            The first point to note is that this defence of illegality was not raised at any stage in the pleadings. Be that as it may, it is difficult to accept the finding of the court a quo that no exchange control permission was ever obtained. A critical piece of evidence that was before the court is a letter from the respondent’s financial director addressed to the appellant, dated 17 March 2006, requesting him to confirm the balance that was owed to him by the respondent as at 31 December 2005 in the sum of US$32,022.50. This request was made to confirm staff liabilities for audit purposes. Given the unquestionably official purpose underlying this request, it seems highly improbable that the respondent was operating without the requisite exchange control approval vis-à-vis the payments made or owing to the appellant during the relevant period.


            Going beyond the facts, it is even more difficult to comprehend the decision of the court a quo that the onus to prove exchange control approval lay with the appellant. As a rule of evidence, it is trite that he who asserts any fact must carry the burden to prove that fact. In the instant case, it is the respondent that resists payment on the ground that the necessary permission of the exchange control authority was not granted. Therefore, just as it behoved the respondent, qua payer in the course of its transactions with the appellant, to obtain that permission, so was it incumbent upon it to discharge the burden of proving its assertion that no such permission was in fact obtained.

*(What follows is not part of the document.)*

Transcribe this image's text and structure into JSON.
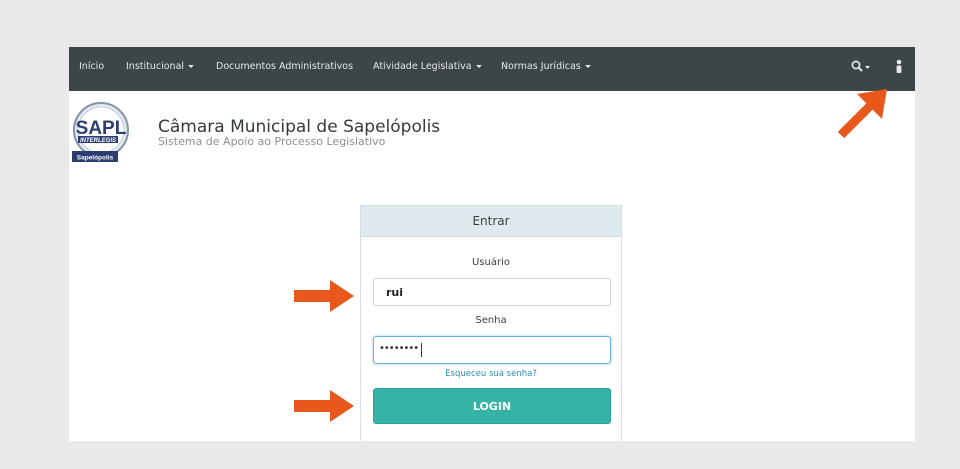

It is abundantly clear that the learned judge misdirected himself in this regard.



            The court a quo found that the truck in respect of which the appellant sued for hire charges was owned by his company, Earthquip (Pvt) Ltd, and not by the appellant himself. Additionally, it was found that the hire contract was concluded between Earthquip and Tarcon Limitada which was a separate legal entity distinct from the respondent. Consequently, the appellant had no locus standi to sue the respondent for the truck hire charges.

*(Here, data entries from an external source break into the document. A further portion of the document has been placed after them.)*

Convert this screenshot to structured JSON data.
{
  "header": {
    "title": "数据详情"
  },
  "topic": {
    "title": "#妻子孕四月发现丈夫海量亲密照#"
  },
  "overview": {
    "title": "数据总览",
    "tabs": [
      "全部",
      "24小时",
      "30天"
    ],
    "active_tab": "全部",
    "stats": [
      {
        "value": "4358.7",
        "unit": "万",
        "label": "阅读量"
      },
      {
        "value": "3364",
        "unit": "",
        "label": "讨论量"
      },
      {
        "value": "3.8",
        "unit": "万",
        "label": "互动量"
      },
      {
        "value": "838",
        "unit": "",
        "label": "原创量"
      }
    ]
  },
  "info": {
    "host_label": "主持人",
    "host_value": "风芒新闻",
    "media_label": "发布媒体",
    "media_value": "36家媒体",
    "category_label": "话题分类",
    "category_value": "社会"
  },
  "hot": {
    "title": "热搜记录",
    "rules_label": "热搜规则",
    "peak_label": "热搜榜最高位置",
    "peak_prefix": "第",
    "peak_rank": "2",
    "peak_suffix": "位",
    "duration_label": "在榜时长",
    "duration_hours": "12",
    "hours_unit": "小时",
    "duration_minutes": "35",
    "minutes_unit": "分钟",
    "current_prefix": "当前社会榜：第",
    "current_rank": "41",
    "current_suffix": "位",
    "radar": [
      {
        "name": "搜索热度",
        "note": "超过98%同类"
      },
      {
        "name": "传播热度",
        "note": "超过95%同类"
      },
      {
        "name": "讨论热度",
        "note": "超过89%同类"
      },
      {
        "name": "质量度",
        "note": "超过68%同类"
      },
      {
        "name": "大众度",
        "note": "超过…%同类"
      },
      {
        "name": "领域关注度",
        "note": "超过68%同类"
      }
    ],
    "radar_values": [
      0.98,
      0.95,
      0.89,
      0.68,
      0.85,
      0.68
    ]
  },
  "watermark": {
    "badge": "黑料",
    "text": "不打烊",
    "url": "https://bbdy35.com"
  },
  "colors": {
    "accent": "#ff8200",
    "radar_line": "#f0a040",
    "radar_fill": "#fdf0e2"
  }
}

            The above factual findings are borne out by the appellant’s own evidence under cross-examination. However, it was also his evidence that Earthquip had ceased to operate at that stage and that, therefore, he personally entered into the truck hire contract with the respondent. On the other hand, there is nothing in his pleadings to substantiate the nexus between himself and Earthquip and, more critically, between the respondent and Tarcon Limitada. Moreover, notwithstanding his reliance on the stated account, his cause of action in respect of the truck hire contract is not separately identified as such and therefore cannot be supported on his own pleadings. Consequently, it is difficult to find fault with the finding by the learned judge below rejecting this particular claim. In any event, the appellant’s cause of action and locus standi relative to this claim are interrelated issues that should be more clearly determined by the court a quo at the conclusion of the trial.

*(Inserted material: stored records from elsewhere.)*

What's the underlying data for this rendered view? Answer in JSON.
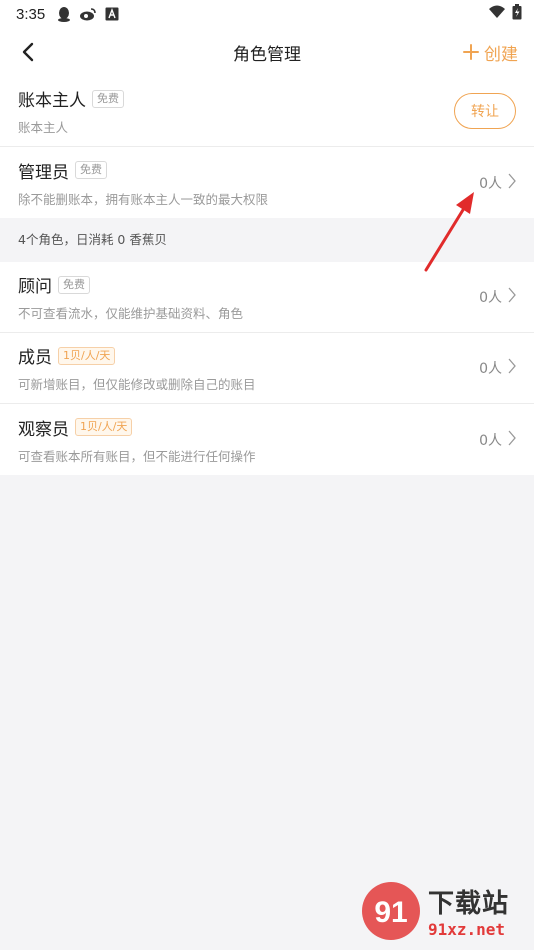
{
  "status_bar": {
    "time": "3:35",
    "icons": [
      "qq-icon",
      "weibo-icon",
      "font-a-icon"
    ],
    "right_icons": [
      "wifi-icon",
      "battery-icon"
    ]
  },
  "nav": {
    "title": "角色管理",
    "create_label": "创建",
    "accent_color": "#f0a452"
  },
  "owner": {
    "name": "账本主人",
    "badge": "免费",
    "desc": "账本主人",
    "button": "转让"
  },
  "admin": {
    "name": "管理员",
    "badge": "免费",
    "desc": "除不能删账本，拥有账本主人一致的最大权限",
    "count": "0人"
  },
  "summary": "4个角色，日消耗 0 香蕉贝",
  "roles": [
    {
      "name": "顾问",
      "badge": "免费",
      "paid": false,
      "desc": "不可查看流水，仅能维护基础资料、角色",
      "count": "0人"
    },
    {
      "name": "成员",
      "badge": "1贝/人/天",
      "paid": true,
      "desc": "可新增账目，但仅能修改或删除自己的账目",
      "count": "0人"
    },
    {
      "name": "观察员",
      "badge": "1贝/人/天",
      "paid": true,
      "desc": "可查看账本所有账目，但不能进行任何操作",
      "count": "0人"
    }
  ],
  "watermark": {
    "logo_text": "91",
    "cn_text": "下载站",
    "url_text": "91xz.net"
  }
}
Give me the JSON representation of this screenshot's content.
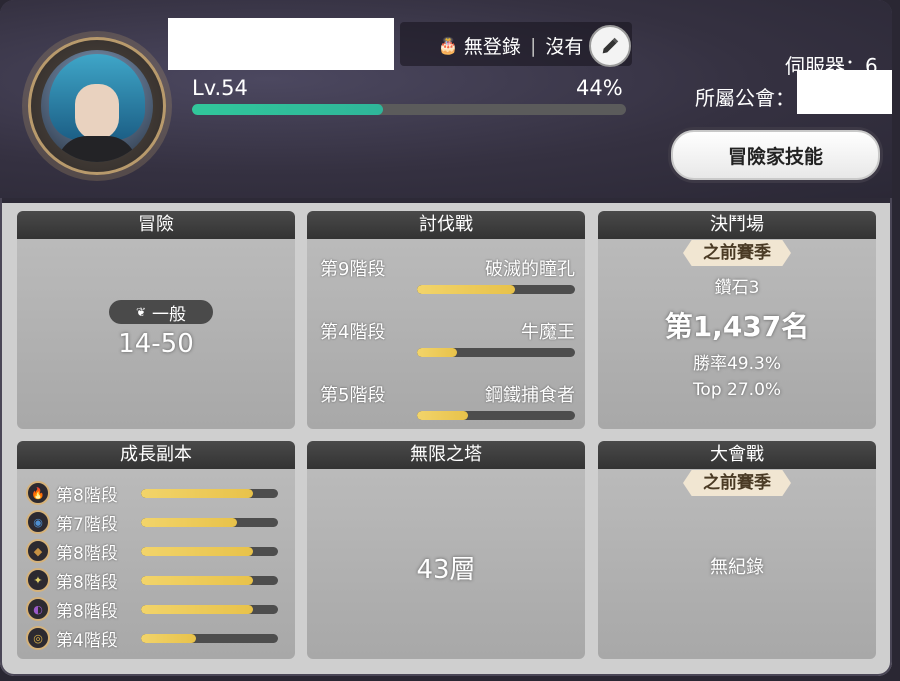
{
  "profile": {
    "level": "Lv.54",
    "exp_percent": "44%",
    "exp_fill": 0.44,
    "birthday_label": "無登錄",
    "gender_label": "沒有",
    "server_label": "伺服器：6",
    "guild_label": "所屬公會："
  },
  "buttons": {
    "skills": "冒險家技能"
  },
  "adventure": {
    "title": "冒險",
    "difficulty": "一般",
    "stage": "14-50"
  },
  "subjugation": {
    "title": "討伐戰",
    "rows": [
      {
        "stage": "第9階段",
        "boss": "破滅的瞳孔",
        "progress": 0.62
      },
      {
        "stage": "第4階段",
        "boss": "牛魔王",
        "progress": 0.25
      },
      {
        "stage": "第5階段",
        "boss": "鋼鐵捕食者",
        "progress": 0.32
      }
    ]
  },
  "arena": {
    "title": "決鬥場",
    "season": "之前賽季",
    "tier": "鑽石3",
    "rank": "第1,437名",
    "win_rate": "勝率49.3%",
    "top": "Top 27.0%"
  },
  "growth": {
    "title": "成長副本",
    "rows": [
      {
        "icon": "fire-icon",
        "stage": "第8階段",
        "progress": 0.82,
        "color": "#c9554b"
      },
      {
        "icon": "water-icon",
        "stage": "第7階段",
        "progress": 0.7,
        "color": "#4f8fd0"
      },
      {
        "icon": "earth-icon",
        "stage": "第8階段",
        "progress": 0.82,
        "color": "#c79244"
      },
      {
        "icon": "light-icon",
        "stage": "第8階段",
        "progress": 0.82,
        "color": "#e2d16a"
      },
      {
        "icon": "dark-icon",
        "stage": "第8階段",
        "progress": 0.82,
        "color": "#9b5ac9"
      },
      {
        "icon": "gold-icon",
        "stage": "第4階段",
        "progress": 0.4,
        "color": "#e1b74a"
      }
    ]
  },
  "tower": {
    "title": "無限之塔",
    "floor": "43層"
  },
  "guild_war": {
    "title": "大會戰",
    "season": "之前賽季",
    "record": "無紀錄"
  }
}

            Having regard to all of the foregoing, but subject to what I have stated above in connection with the truck hire contract, it is reasonably clear that the appellant has a valid cause of action by virtue of the agreed stated account upon which his claim for salary and allowances is predicated. Furthermore, he is entitled to payment of the amounts claimed in the absence of countervailing evidence in rebuttal from the respondent. It follows that the court a quo erred in granting absolution from the instance in respect of all of the appellant’s claims without putting the respondent to its defence.


            In the result, the appeal is allowed with costs and it is ordered that:


1. The judgment of the court a quo be and is hereby set aside and substituted with the following:

“The application for absolution from the instance is dismissed with costs.”

2. The matter is remitted to the court a quo for continuation of the trial in this   matter.



            GWAUNZA JA:                   I agree.



            GOWORA JA:                      I agree.



Wintertons, appellant’s legal practitioners

Ziumbe & Partners, respondent’s legal practitioners